**Data about app and page elements:**
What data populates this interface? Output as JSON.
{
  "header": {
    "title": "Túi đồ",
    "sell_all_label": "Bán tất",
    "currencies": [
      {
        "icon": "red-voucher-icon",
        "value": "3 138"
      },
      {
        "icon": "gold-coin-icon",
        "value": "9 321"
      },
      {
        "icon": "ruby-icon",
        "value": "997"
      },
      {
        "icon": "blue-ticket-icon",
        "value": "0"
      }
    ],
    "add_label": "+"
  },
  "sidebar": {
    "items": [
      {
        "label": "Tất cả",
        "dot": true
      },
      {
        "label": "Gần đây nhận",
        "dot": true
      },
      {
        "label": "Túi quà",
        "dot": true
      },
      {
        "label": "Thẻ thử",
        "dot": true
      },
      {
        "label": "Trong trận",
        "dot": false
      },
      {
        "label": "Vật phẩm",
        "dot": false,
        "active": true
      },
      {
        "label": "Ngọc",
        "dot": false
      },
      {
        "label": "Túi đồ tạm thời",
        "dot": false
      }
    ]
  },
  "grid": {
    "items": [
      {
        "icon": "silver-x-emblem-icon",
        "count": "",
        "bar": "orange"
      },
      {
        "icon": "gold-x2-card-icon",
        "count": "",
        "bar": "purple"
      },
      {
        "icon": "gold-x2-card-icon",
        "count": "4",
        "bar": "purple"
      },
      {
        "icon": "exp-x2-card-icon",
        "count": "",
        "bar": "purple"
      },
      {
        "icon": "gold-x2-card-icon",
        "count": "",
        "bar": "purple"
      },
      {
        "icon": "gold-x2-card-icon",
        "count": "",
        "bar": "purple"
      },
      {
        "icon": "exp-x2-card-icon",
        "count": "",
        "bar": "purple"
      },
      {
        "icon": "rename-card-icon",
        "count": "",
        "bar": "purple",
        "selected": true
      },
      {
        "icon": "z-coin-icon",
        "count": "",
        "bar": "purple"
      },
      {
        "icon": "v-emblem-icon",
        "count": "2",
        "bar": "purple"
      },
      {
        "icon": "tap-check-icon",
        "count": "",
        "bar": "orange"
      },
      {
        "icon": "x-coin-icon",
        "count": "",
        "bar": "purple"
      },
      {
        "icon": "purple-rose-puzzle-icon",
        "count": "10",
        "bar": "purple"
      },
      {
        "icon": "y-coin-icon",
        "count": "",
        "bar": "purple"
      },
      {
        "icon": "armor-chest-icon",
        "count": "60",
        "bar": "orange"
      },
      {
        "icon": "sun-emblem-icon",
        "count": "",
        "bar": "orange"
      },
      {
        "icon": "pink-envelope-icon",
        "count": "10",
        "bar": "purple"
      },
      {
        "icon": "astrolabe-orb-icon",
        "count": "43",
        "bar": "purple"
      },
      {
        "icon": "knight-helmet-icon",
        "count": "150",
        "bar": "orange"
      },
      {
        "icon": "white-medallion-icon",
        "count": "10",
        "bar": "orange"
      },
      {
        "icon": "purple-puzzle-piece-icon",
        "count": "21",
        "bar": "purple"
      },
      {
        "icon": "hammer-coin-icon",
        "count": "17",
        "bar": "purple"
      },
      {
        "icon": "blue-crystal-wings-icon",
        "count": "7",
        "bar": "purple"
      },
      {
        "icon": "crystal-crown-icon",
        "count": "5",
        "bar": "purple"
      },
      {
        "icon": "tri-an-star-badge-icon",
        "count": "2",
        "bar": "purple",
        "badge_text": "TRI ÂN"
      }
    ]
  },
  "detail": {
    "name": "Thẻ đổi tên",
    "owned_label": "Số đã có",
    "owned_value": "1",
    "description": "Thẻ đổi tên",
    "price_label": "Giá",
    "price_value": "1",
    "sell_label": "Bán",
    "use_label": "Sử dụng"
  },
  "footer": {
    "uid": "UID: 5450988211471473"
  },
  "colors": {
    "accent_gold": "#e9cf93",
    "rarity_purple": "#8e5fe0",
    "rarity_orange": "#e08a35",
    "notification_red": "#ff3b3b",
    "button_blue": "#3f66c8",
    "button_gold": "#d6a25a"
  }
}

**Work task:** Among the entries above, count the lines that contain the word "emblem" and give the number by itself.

**Exercise result:** 3